We currently have two areas of active investigation in our lab: liver cancer genomics and fatty liver disease.
In an effort to improve selection criteria for liver transplantation in patients with
hepatocellular carcinoma (“HCC”, the most common type of primary liver cancer), we are studying micro RNA (miRNA) expression profiles in liver transplant patients with HCC whose cancer recurred after transplant versus those who did not have recurrent disease. Our primary goal is to define a miRNA “signature” that can predict recurrence so that we may more precisely choose which patients would benefit most from transplantation based on their own tumor biology. This personalized medicine approach also promises to help us better direct specific therapies against HCC, such as resection, ablation, chemotherapy, or radiation, depending on tumor biology characteristics. We employ various bioinformatics and systems biology techniques to appropriately analyze the vast amounts of data generated in our experiments.
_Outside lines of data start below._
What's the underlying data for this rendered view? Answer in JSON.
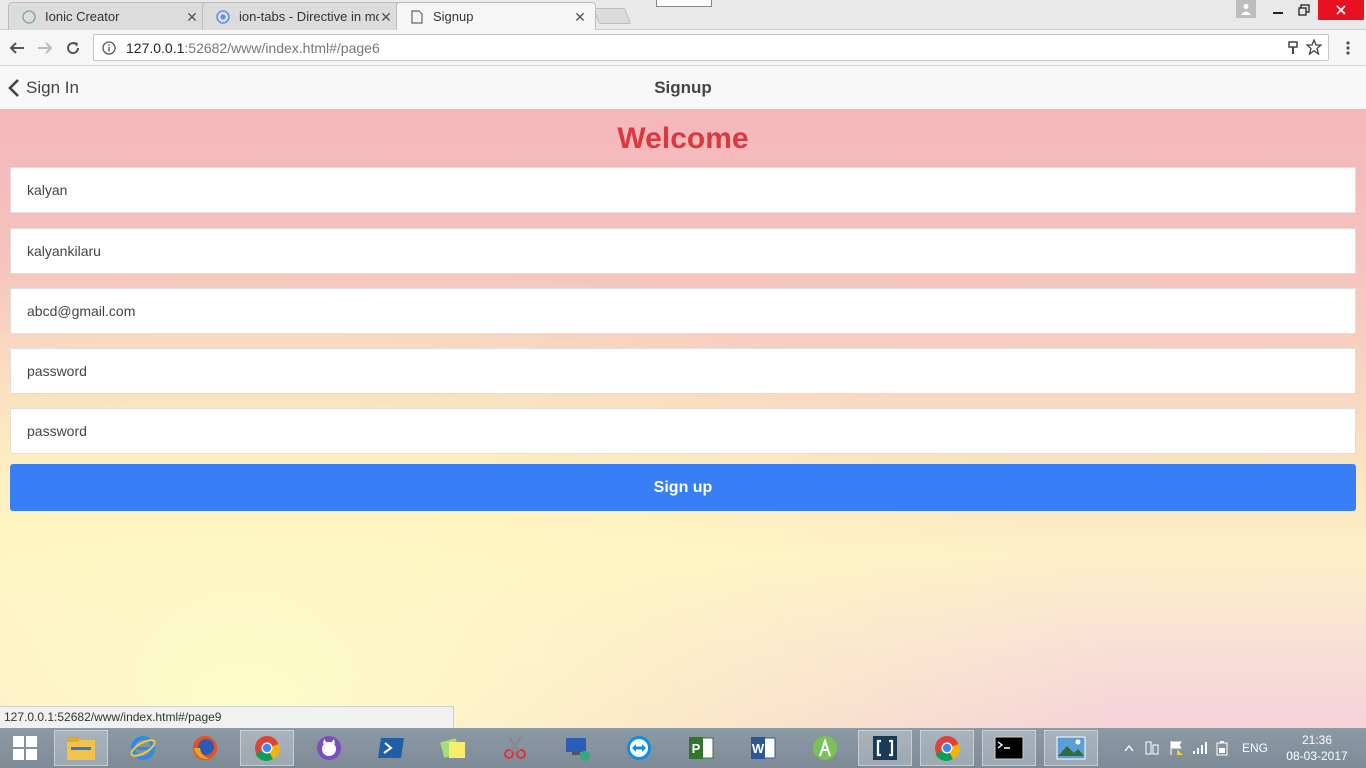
{
  "browser": {
    "tabs": [
      {
        "title": "Ionic Creator",
        "close": "✕"
      },
      {
        "title": "ion-tabs - Directive in mo",
        "close": "✕"
      },
      {
        "title": "Signup",
        "close": "✕"
      }
    ],
    "url_host": "127.0.0.1",
    "url_rest": ":52682/www/index.html#/page6",
    "status_url": "127.0.0.1:52682/www/index.html#/page9"
  },
  "app": {
    "back_label": "Sign In",
    "title": "Signup",
    "welcome": "Welcome",
    "fields": [
      {
        "name": "name-field",
        "value": "kalyan"
      },
      {
        "name": "username-field",
        "value": "kalyankilaru"
      },
      {
        "name": "email-field",
        "value": "abcd@gmail.com"
      },
      {
        "name": "password-field",
        "value": "password"
      },
      {
        "name": "confirm-password-field",
        "value": "password"
      }
    ],
    "signup_label": "Sign up"
  },
  "taskbar": {
    "language": "ENG",
    "time": "21:36",
    "date": "08-03-2017"
  },
  "colors": {
    "accent": "#387ef5",
    "welcome": "#d9393f"
  }
}
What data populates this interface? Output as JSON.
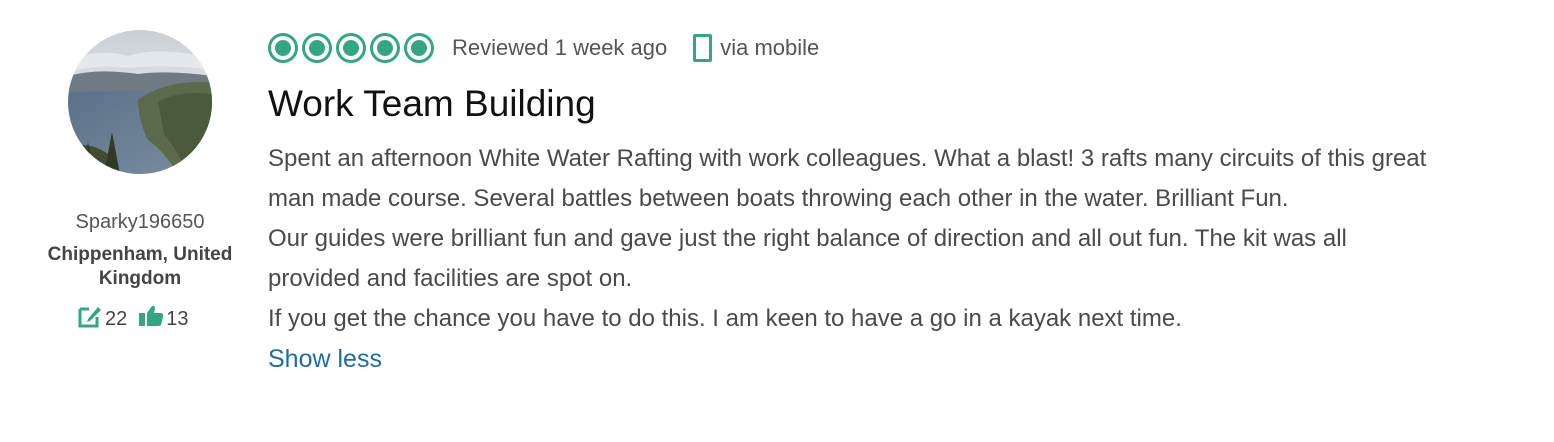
{
  "reviewer": {
    "username": "Sparky196650",
    "location": "Chippenham, United Kingdom",
    "review_count": "22",
    "helpful_votes": "13"
  },
  "review": {
    "rating": 5,
    "rating_max": 5,
    "reviewed_when": "Reviewed 1 week ago",
    "via": "via mobile",
    "title": "Work Team Building",
    "paragraphs": [
      "Spent an afternoon White Water Rafting with work colleagues. What a blast! 3 rafts many circuits of this great man made course. Several battles between boats throwing each other in the water. Brilliant Fun.",
      "Our guides were brilliant fun and gave just the right balance of direction and all out fun. The kit was all provided and facilities are spot on.",
      "If you get the chance you have to do this. I am keen to have a go in a kayak next time."
    ],
    "toggle_label": "Show less"
  },
  "icons": {
    "rating": "bubble-rating-icon",
    "mobile": "mobile-phone-icon",
    "reviews": "review-pencil-icon",
    "helpful": "thumbs-up-icon"
  },
  "colors": {
    "accent": "#34a77e",
    "link": "#1f6ba6",
    "title": "#111111",
    "text": "#4a4a4a"
  }
}
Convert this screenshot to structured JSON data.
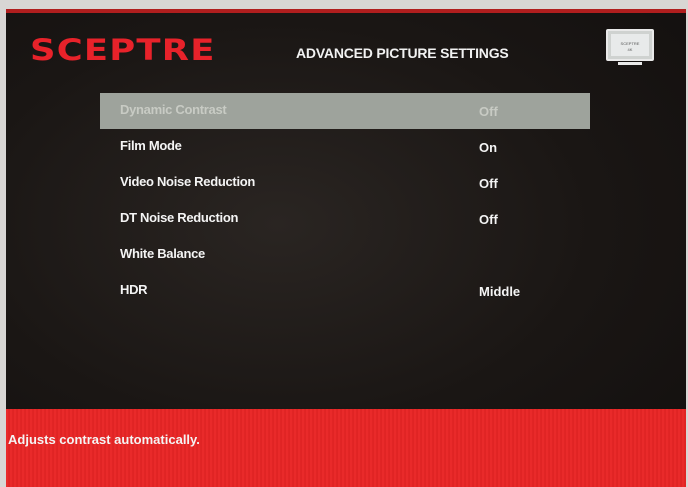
{
  "brand": "SCEPTRE",
  "page_title": "ADVANCED PICTURE SETTINGS",
  "tv_icon": {
    "line1": "SCEPTRE",
    "line2": "4K"
  },
  "menu": {
    "items": [
      {
        "label": "Dynamic Contrast",
        "value": "Off",
        "selected": true
      },
      {
        "label": "Film Mode",
        "value": "On"
      },
      {
        "label": "Video Noise Reduction",
        "value": "Off"
      },
      {
        "label": "DT Noise Reduction",
        "value": "Off"
      },
      {
        "label": "White Balance",
        "value": ""
      },
      {
        "label": "HDR",
        "value": "Middle"
      }
    ]
  },
  "help_text": "Adjusts contrast automatically.",
  "colors": {
    "brand_red": "#e8222a",
    "help_bar_red": "#e62727",
    "selection": "#9ea39c"
  }
}
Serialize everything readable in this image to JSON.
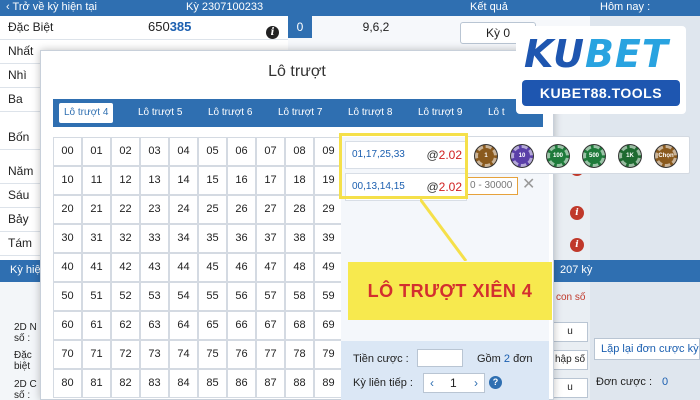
{
  "topbar": {
    "back_label": "Trở về kỳ hiện tại",
    "period_label": "Kỳ 2307100233",
    "result_label": "Kết quả",
    "today_label": "Hôm nay :"
  },
  "results": {
    "rows": [
      {
        "label": "Đặc Biệt",
        "number_plain": "650",
        "number_bold": "385"
      },
      {
        "label": "Nhất",
        "number_plain": "",
        "number_bold": ""
      },
      {
        "label": "Nhì",
        "number_plain": "",
        "number_bold": ""
      },
      {
        "label": "Ba",
        "number_plain": "",
        "number_bold": ""
      },
      {
        "label": "Bốn",
        "number_plain": "",
        "number_bold": ""
      },
      {
        "label": "Năm",
        "number_plain": "",
        "number_bold": ""
      },
      {
        "label": "Sáu",
        "number_plain": "",
        "number_bold": ""
      },
      {
        "label": "Bảy",
        "number_plain": "",
        "number_bold": ""
      },
      {
        "label": "Tám",
        "number_plain": "",
        "number_bold": ""
      }
    ]
  },
  "mid": {
    "index": "0",
    "value": "9,6,2"
  },
  "right": {
    "button": "Kỳ 0"
  },
  "strip": {
    "left": "Kỳ hiệ",
    "right": "207 kỳ"
  },
  "lower": {
    "labels": [
      "2D N",
      "số :",
      "Đặc",
      "biệt",
      "2D C",
      "số :"
    ],
    "con_so": "con số",
    "nhap_so": "hập số"
  },
  "repeat_button": "Lặp lại đơn cược kỳ t",
  "don_cuoc": {
    "label": "Đơn cược :",
    "value": "0"
  },
  "modal": {
    "title": "Lô trượt",
    "tabs": [
      "Lô trượt 4",
      "Lô trượt 5",
      "Lô trượt 6",
      "Lô trượt 7",
      "Lô trượt 8",
      "Lô trượt 9",
      "Lô t"
    ],
    "active_tab": 0,
    "numbers": [
      "00",
      "01",
      "02",
      "03",
      "04",
      "05",
      "06",
      "07",
      "08",
      "09",
      "10",
      "11",
      "12",
      "13",
      "14",
      "15",
      "16",
      "17",
      "18",
      "19",
      "20",
      "21",
      "22",
      "23",
      "24",
      "25",
      "26",
      "27",
      "28",
      "29",
      "30",
      "31",
      "32",
      "33",
      "34",
      "35",
      "36",
      "37",
      "38",
      "39",
      "40",
      "41",
      "42",
      "43",
      "44",
      "45",
      "46",
      "47",
      "48",
      "49",
      "50",
      "51",
      "52",
      "53",
      "54",
      "55",
      "56",
      "57",
      "58",
      "59",
      "60",
      "61",
      "62",
      "63",
      "64",
      "65",
      "66",
      "67",
      "68",
      "69",
      "70",
      "71",
      "72",
      "73",
      "74",
      "75",
      "76",
      "77",
      "78",
      "79",
      "80",
      "81",
      "82",
      "83",
      "84",
      "85",
      "86",
      "87",
      "88",
      "89"
    ],
    "combos": [
      {
        "numbers": "01,17,25,33",
        "at": "@",
        "odds": "2.02"
      },
      {
        "numbers": "00,13,14,15",
        "at": "@",
        "odds": "2.02"
      }
    ],
    "stake_label": "Tiền cược :",
    "stake_value": "",
    "gom_prefix": "Gồm",
    "gom_count": "2",
    "gom_suffix": "đơn",
    "ky_label": "Kỳ liên tiếp :",
    "ky_value": "1",
    "minus": "‹",
    "plus": "›"
  },
  "chips": [
    {
      "label": "1",
      "color": "#8a5a1e"
    },
    {
      "label": "10",
      "color": "#5a3fa8"
    },
    {
      "label": "100",
      "color": "#1e7a3a"
    },
    {
      "label": "500",
      "color": "#1e7a3a"
    },
    {
      "label": "1K",
      "color": "#1e6a30"
    },
    {
      "label": "Chọn",
      "color": "#8a5a1e"
    }
  ],
  "range_text": "0 - 30000",
  "close_symbol": "✕",
  "callout": "LÔ TRƯỢT XIÊN 4",
  "logo": {
    "part1": "KU",
    "part2": "BET",
    "sub": "KUBET88.TOOLS"
  },
  "colors": {
    "primary": "#2f6fb1",
    "highlight": "#f7e94e",
    "odds": "#d02020"
  }
}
Our second focus is the development of a technology to noninvasively measure the amount of fat (or “steatosis“) in the liver. Termed “Ultrasonographic Hepatic Steatography“, our method employs advanced elastography techniques to not only measure liver stiffness (correlating to the degree of fibrosis) but also liver viscosity (correlating to the degree of steatosis). Such a method would have widespread clinical utility in the assessment of potential liver donors for transplantation as well as routine monitoring of patients suffering from the metabolic syndrome, fatty liver disease, and nonalcoholic steatohepatitis. It would be a cost effective and logistically facile way to help direct the need for liver biopsy and to gauge the effectiveness of lifestyle modifications or medications in the management of fatty liver disease.